Group of teenagers playing with virtual reality helmet showing metaverse and fraud prevention

Entering the Metaverse – Are Retailers Prepared for the Next Stage of Digital Transformation?

In “Alice in Wonderland,” Alice’s entire world is transformed when she decides to follow the rabbit down the rabbit hole. Merchants are now facing a similar choice with the introduction of the Metaverse – do they follow into the unknown or risk getting left behind?

While Meta hasn’t promised Cheshire cats or mad hatters (yet), luxury brands have begun to use the Metaverse and other similar digital worlds to reach global audiences. Gucci created a virtual handbag that sold for $4,100 (which is more than it is sold for in stores) and Balenciaga unveiled its 2021 collection initially on the popular game Fortnite. Plein, a luxury brand that now accepts more than 20 different cryptocurrencies, recently dropped $1.4 million to buy virtual real estate in Dencetraland, an online platform that provides a metaverse experience. Other brands will likely follow suit as the popularity of NFTs and the demand for more virtual assets rise.

The intersection of the digital and physical worlds

Morin Oluwole, the director and global head of luxury at Meta, recently urged brands to prepare for a “hyperdimensional shopping experience” at Paris Fashion Week. What exactly that entails and whether it will be successful remains to be seen. But brands are rightfully starting to ask hard questions such as, “Do we take the jump and invest or wait and risk being left behind?”

But, it is important for retailers to weigh the pros and cons before falling down the rabbit hole of the Metaverse — especially when it comes to the delicate balance of stopping fraud and optimizing customer experiences.

The current state of digital commerce fraud

Digital commerce is projected to account for 22% of all retail sales by 2023 — a 7.9% jump from 2019. Unsurprisingly, its rise in popularity has caught the attention of consumers and scammers alike. From card testing, account takeover ,fraudulent account creation and compromised loyalty programs/points, the possibilities for bad actors are endless.

In an effort to curb fraud attempts and a hit on their bottom line, some retailers have doubled down on stricter policies. For example, blocking transactions based on IP addresses or transaction amount. However, many of these policies are too rigid, resulting in legitimate customers being turned away and merchants losing out.

With many merchants still struggling with stopping fraud in traditional digital commerce, it begs the question: how will these problems play out in the Metaverse?

The risk of fraud in the metaverse

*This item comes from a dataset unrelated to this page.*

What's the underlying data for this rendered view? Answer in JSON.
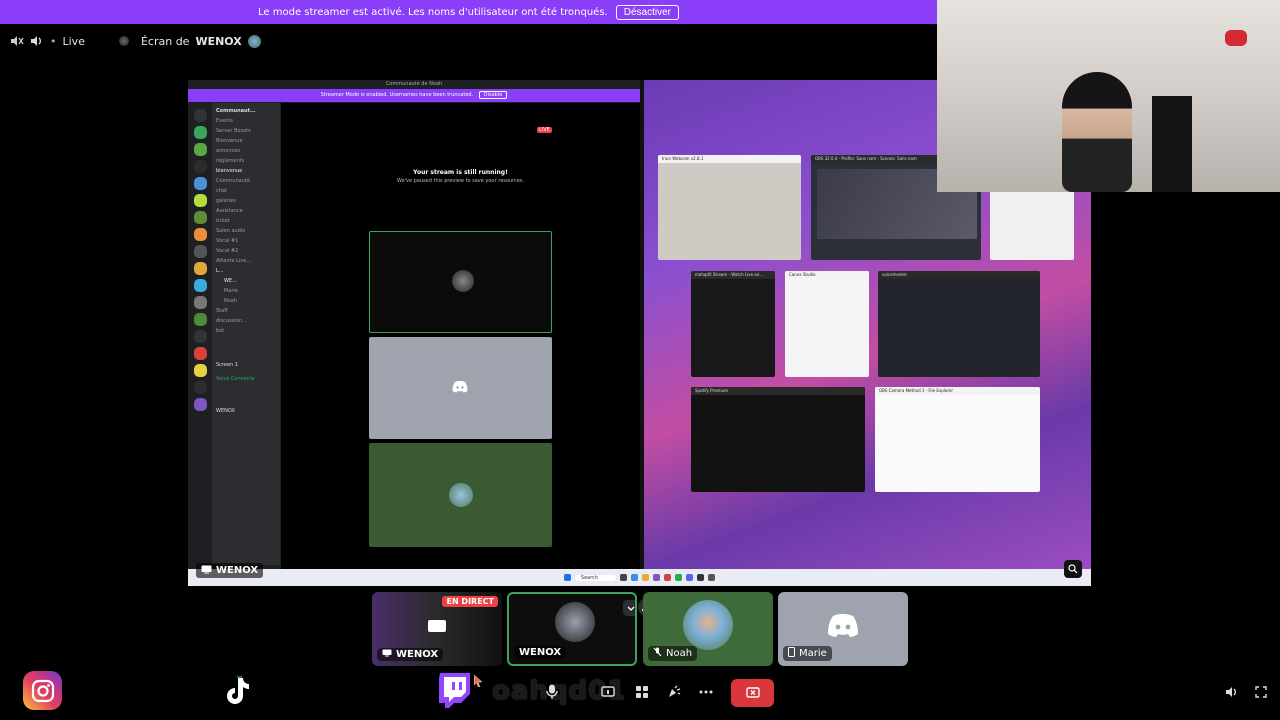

The truth is, no one knows exactly what fraud will look like in the Metaverse. What’s for certain is that bad actors will follow the money trail. For example, the possibility of creating multiple identities in the Metaverse could provide an opportunity for fraudsters to create fake profiles and place bids on items. Or automated bots could be used to impersonate legitimate users, creating unnecessary digital traffic that can slow down these virtual spaces, similar to reseller activity in the real world.

Both payment and personal information could also be at risk of potential compromise if not properly secured. This type of data is extremely lucrative for bad actors and readily available in the Metaverse.

The lines of the Metaverse are blurred, and it’s hard to secure things without firm edges.

In the meantime…

With the Metaverse, we found Wonderland. But before retailers get lost in it, it’s important they prioritize the security and customer experience of traditional digital commerce. Then, when the time comes, they can more confidently jump down the rabbit hole.

Here’s how:

Requiring users to enable Multi-Factor Authentication (MFA)

Requiring that users enable MFA for account logins helps prevent fraudsters from gaining access to the accounts. Many businesses use 3D Secure (3DS) to implement MFA on their websites. 3DS is a technology to securely validate users, who authenticate their identity using two of the following:

  • Something they know: e.g., a password, PIN, or passphrase.
  • Something they have: e.g., a smartphone, smartwatch, or smart card.
  • Something they are: e.g., a fingerprint, facial features, or voice patterns.

Deploying a modern fraud prevention solution

With real-time, modern fraud prevention solutions that are backed by machine learning technologies, retailers can identify unusual behavior for user accounts quickly. These solutions also use data to make precise decisions about the trustworthiness of users so that fraudsters are stopped in their tracks.

As merchants weigh the risks and rewards of expanding into the #Metaverse, it's important to understand the #fraud and customer experience implications. #cybersecurity #respectdataClick to Tweet

As merchants weigh the risks and rewards of expanding into the Metaverse, it’s important to understand the fraud and customer experience implications. Before making the leap, retailers should ensure their existing digital commerce platforms are secure.


Senior Product Marketing Manager at Forter